• _Assignment_
Please filter the data below down to the lines holding the string "text".

• _Exercise data_
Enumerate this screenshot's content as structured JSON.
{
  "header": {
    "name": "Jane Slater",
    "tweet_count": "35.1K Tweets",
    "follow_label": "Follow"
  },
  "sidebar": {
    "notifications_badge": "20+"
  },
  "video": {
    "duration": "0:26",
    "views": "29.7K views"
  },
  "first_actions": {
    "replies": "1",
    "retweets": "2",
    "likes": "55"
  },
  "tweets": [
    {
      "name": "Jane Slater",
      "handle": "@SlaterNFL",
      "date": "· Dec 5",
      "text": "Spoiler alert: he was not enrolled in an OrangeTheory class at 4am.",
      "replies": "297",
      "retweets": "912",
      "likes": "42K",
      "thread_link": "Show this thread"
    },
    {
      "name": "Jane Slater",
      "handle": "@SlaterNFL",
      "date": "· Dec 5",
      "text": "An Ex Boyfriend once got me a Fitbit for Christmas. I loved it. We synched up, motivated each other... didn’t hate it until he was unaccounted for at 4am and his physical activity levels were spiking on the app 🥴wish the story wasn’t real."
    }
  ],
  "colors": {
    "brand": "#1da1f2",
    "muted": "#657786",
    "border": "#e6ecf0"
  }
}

• _Output below_
      "text": "Spoiler alert: he was not enrolled in an OrangeTheory class at 4am.",
      "text": "An Ex Boyfriend once got me a Fitbit for Christmas. I loved it. We synched up, motivated each other... didn’t hate it until he was unaccounted for at 4am and his physical activity levels were spiking on the app 🥴wish the story wasn’t real."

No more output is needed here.